**What is expected:** Copy all lines holding the word "this" from the entries.

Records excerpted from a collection
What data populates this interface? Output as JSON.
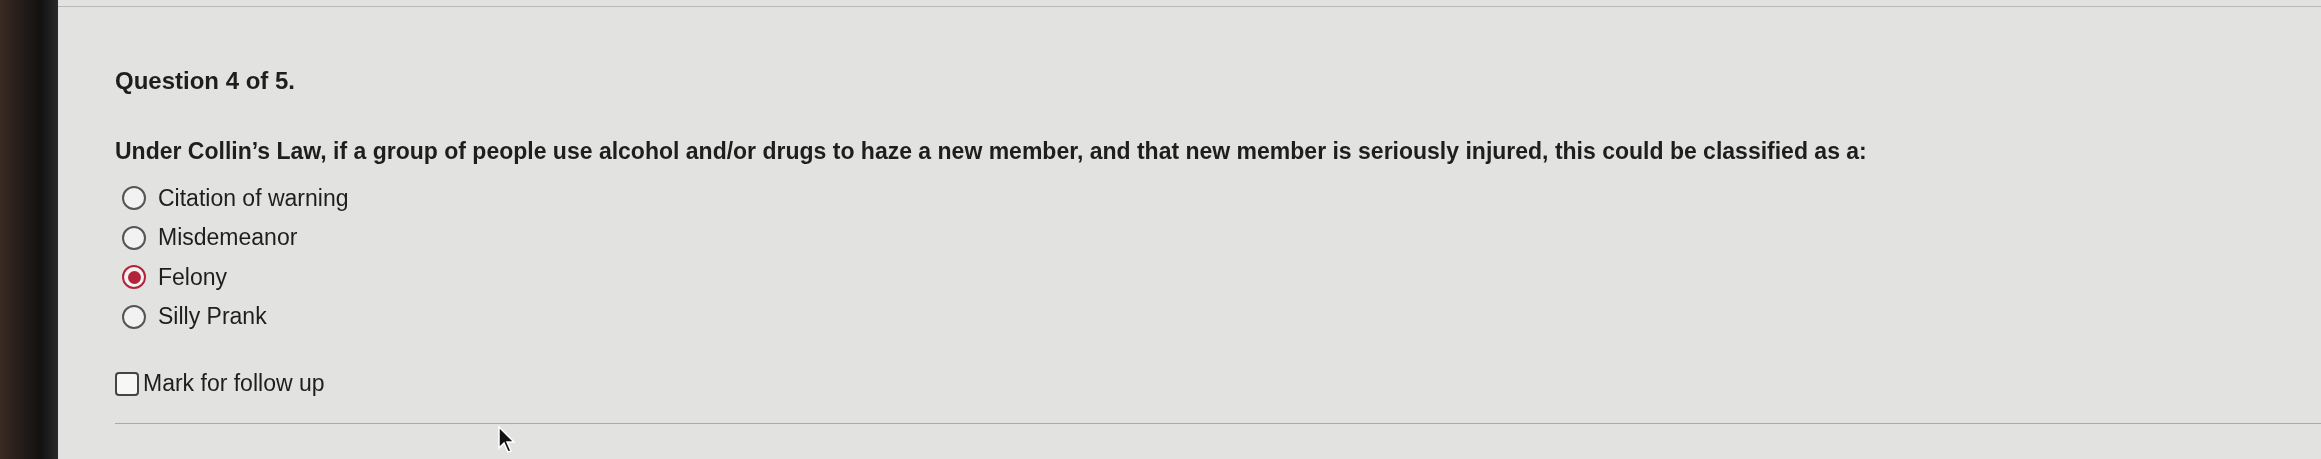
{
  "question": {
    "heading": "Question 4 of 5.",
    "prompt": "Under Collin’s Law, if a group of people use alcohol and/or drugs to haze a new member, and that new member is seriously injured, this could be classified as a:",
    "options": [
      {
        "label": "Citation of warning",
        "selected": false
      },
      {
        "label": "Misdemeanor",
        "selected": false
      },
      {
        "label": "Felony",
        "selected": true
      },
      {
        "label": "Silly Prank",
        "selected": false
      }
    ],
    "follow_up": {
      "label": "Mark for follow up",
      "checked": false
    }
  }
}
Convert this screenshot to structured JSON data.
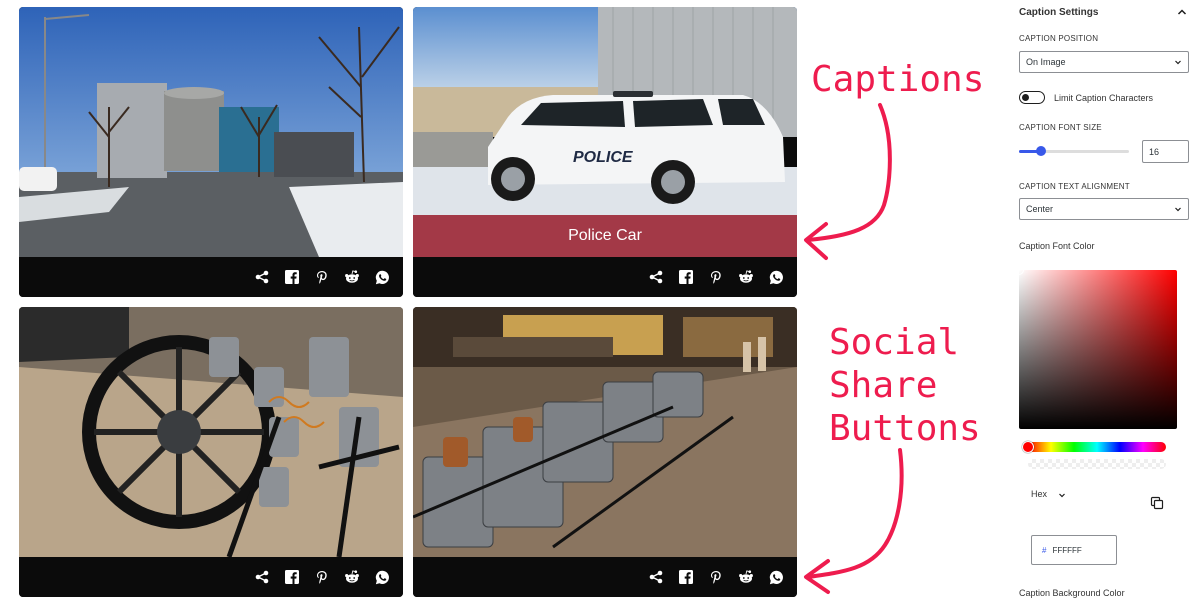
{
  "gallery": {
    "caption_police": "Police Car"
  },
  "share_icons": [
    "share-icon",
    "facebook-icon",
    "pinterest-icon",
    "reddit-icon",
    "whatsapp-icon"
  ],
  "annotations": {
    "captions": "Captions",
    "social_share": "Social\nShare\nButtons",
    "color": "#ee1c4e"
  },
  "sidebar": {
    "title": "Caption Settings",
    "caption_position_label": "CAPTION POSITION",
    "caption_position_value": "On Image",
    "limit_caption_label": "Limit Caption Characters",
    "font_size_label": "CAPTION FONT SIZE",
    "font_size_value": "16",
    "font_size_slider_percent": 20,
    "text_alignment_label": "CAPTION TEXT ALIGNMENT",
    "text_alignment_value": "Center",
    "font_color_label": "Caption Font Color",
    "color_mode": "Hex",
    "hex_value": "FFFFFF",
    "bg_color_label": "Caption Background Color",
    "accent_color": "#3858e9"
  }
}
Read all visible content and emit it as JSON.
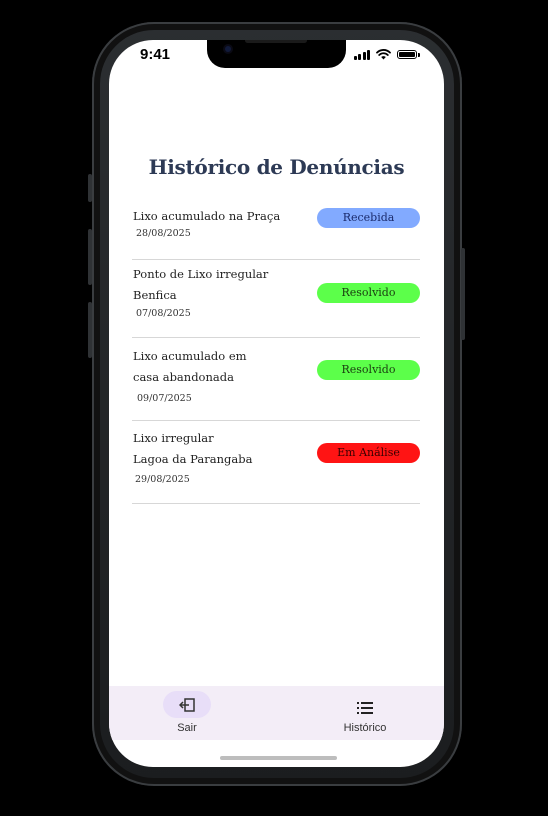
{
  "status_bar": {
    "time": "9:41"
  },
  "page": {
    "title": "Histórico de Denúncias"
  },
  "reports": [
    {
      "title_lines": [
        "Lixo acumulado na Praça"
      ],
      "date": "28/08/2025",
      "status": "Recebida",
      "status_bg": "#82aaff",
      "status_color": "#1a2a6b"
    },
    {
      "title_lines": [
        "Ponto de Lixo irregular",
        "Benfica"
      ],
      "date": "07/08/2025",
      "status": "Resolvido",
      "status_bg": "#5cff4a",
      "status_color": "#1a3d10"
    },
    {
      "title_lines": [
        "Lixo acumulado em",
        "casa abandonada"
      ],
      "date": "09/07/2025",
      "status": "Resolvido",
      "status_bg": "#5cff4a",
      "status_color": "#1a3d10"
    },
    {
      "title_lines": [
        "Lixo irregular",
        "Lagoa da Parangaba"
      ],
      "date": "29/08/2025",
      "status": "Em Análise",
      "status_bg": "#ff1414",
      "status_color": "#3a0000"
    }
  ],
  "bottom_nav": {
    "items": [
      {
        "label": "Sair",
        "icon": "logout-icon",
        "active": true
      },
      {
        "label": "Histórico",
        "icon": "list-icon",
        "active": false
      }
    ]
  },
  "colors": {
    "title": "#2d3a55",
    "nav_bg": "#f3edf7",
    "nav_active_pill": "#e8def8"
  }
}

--

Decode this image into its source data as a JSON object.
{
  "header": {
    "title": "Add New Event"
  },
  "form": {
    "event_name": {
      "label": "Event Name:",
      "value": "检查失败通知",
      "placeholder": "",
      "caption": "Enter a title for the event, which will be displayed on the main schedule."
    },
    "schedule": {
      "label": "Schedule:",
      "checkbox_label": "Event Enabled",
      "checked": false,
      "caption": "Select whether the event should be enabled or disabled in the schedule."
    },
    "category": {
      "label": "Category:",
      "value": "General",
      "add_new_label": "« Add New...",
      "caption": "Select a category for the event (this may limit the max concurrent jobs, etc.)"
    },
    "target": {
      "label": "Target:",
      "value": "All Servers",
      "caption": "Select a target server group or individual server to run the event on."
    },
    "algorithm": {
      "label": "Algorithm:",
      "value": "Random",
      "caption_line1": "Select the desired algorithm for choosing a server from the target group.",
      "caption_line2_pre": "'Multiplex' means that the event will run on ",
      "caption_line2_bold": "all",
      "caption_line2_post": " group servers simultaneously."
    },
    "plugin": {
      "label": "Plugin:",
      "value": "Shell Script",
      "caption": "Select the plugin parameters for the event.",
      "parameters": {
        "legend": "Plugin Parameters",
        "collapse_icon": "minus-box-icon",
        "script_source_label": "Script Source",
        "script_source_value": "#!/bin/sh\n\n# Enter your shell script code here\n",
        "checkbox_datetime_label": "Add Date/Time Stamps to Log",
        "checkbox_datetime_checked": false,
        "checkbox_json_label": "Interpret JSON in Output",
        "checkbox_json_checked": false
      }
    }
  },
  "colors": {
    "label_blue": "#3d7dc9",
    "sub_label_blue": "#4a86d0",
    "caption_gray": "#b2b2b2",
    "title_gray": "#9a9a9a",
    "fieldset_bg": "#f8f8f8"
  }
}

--

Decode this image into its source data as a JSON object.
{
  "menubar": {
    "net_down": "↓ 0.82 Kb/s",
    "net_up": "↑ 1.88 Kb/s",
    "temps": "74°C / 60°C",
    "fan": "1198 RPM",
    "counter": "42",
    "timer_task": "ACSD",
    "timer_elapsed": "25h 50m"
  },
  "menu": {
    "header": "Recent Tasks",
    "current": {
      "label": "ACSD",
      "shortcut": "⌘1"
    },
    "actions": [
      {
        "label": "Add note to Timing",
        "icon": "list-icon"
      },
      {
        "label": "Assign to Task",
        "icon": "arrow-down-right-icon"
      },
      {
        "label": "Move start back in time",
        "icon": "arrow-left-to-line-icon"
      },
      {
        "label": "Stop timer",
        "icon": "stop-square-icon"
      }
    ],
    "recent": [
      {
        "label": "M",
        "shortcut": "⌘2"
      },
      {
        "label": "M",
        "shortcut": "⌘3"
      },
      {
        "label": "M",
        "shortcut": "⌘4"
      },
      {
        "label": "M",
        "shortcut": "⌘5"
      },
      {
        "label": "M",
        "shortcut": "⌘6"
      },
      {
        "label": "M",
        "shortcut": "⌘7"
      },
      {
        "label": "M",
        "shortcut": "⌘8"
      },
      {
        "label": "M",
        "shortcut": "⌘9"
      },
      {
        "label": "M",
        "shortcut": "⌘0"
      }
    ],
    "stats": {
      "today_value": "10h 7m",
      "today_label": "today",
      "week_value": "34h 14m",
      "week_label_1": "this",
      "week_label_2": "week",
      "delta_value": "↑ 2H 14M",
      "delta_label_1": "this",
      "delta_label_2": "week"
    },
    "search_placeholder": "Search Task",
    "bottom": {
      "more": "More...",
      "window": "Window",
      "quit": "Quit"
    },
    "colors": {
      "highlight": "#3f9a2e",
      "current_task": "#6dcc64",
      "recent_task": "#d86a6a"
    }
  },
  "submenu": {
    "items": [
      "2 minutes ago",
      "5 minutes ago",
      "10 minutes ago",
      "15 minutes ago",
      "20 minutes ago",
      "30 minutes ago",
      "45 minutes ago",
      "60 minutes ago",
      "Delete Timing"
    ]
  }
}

**Your response:**
What data populates this interface? Output as JSON.
    "prompt": "Under Collin’s Law, if a group of people use alcohol and/or drugs to haze a new member, and that new member is seriously injured, this could be classified as a:",
Convert this screenshot to structured JSON data.
Decode this image into its source data as a JSON object.
      "caption": "Select a category for the event (this may limit the max concurrent jobs, etc.)"
Decode this image into its source data as a JSON object.
      "week_label_1": "this",
      "delta_label_1": "this",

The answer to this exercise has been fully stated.